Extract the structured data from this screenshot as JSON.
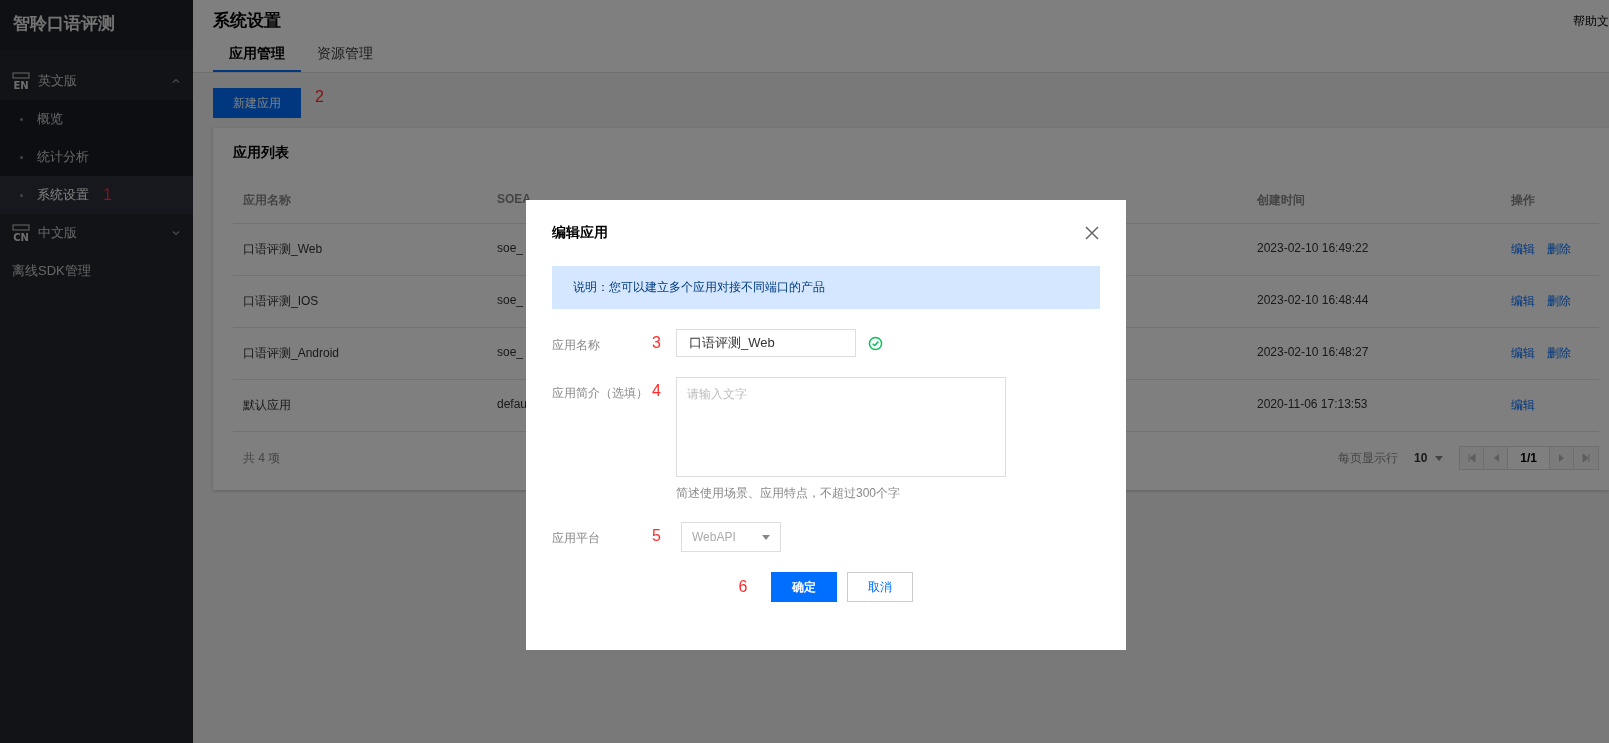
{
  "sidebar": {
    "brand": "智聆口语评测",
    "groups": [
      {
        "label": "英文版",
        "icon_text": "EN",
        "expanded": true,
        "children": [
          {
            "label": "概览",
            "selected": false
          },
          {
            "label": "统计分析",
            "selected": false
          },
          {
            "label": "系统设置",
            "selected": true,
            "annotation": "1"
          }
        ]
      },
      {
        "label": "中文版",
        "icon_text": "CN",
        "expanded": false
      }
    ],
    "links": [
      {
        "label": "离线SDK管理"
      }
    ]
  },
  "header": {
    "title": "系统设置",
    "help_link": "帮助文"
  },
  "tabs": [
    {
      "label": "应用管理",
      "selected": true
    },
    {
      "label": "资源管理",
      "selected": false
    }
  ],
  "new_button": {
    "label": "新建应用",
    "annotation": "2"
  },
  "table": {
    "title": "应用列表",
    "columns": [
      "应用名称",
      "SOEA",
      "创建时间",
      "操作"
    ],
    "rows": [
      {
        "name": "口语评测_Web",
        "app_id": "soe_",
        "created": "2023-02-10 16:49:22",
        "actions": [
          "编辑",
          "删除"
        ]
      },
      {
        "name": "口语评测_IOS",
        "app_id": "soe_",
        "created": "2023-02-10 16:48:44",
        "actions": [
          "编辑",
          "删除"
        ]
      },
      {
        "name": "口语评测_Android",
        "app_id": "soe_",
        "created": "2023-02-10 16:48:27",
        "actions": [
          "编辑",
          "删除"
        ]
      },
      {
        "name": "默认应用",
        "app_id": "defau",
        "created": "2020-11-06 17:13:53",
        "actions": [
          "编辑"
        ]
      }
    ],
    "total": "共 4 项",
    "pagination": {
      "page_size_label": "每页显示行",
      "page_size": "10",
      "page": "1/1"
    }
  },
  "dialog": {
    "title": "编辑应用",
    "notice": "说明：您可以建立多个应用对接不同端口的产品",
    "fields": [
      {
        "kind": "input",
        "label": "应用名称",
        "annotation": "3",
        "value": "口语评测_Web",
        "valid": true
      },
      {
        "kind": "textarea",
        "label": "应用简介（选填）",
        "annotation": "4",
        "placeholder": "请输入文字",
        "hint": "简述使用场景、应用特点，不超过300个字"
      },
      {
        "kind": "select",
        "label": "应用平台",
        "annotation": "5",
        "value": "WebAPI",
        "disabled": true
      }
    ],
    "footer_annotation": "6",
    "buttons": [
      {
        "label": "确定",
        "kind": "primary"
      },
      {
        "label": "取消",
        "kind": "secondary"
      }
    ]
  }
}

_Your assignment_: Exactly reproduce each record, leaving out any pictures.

_Response_:
Extract the structured data from this screenshot as JSON.
{
  "sidebar": {
    "brand": "智聆口语评测",
    "groups": [
      {
        "label": "英文版",
        "icon_text": "EN",
        "expanded": true,
        "children": [
          {
            "label": "概览",
            "selected": false
          },
          {
            "label": "统计分析",
            "selected": false
          },
          {
            "label": "系统设置",
            "selected": true,
            "annotation": "1"
          }
        ]
      },
      {
        "label": "中文版",
        "icon_text": "CN",
        "expanded": false
      }
    ],
    "links": [
      {
        "label": "离线SDK管理"
      }
    ]
  },
  "header": {
    "title": "系统设置",
    "help_link": "帮助文"
  },
  "tabs": [
    {
      "label": "应用管理",
      "selected": true
    },
    {
      "label": "资源管理",
      "selected": false
    }
  ],
  "new_button": {
    "label": "新建应用",
    "annotation": "2"
  },
  "table": {
    "title": "应用列表",
    "columns": [
      "应用名称",
      "SOEA",
      "创建时间",
      "操作"
    ],
    "rows": [
      {
        "name": "口语评测_Web",
        "app_id": "soe_",
        "created": "2023-02-10 16:49:22",
        "actions": [
          "编辑",
          "删除"
        ]
      },
      {
        "name": "口语评测_IOS",
        "app_id": "soe_",
        "created": "2023-02-10 16:48:44",
        "actions": [
          "编辑",
          "删除"
        ]
      },
      {
        "name": "口语评测_Android",
        "app_id": "soe_",
        "created": "2023-02-10 16:48:27",
        "actions": [
          "编辑",
          "删除"
        ]
      },
      {
        "name": "默认应用",
        "app_id": "defau",
        "created": "2020-11-06 17:13:53",
        "actions": [
          "编辑"
        ]
      }
    ],
    "total": "共 4 项",
    "pagination": {
      "page_size_label": "每页显示行",
      "page_size": "10",
      "page": "1/1"
    }
  },
  "dialog": {
    "title": "编辑应用",
    "notice": "说明：您可以建立多个应用对接不同端口的产品",
    "fields": [
      {
        "kind": "input",
        "label": "应用名称",
        "annotation": "3",
        "value": "口语评测_Web",
        "valid": true
      },
      {
        "kind": "textarea",
        "label": "应用简介（选填）",
        "annotation": "4",
        "placeholder": "请输入文字",
        "hint": "简述使用场景、应用特点，不超过300个字"
      },
      {
        "kind": "select",
        "label": "应用平台",
        "annotation": "5",
        "value": "WebAPI",
        "disabled": true
      }
    ],
    "footer_annotation": "6",
    "buttons": [
      {
        "label": "确定",
        "kind": "primary"
      },
      {
        "label": "取消",
        "kind": "secondary"
      }
    ]
  }
}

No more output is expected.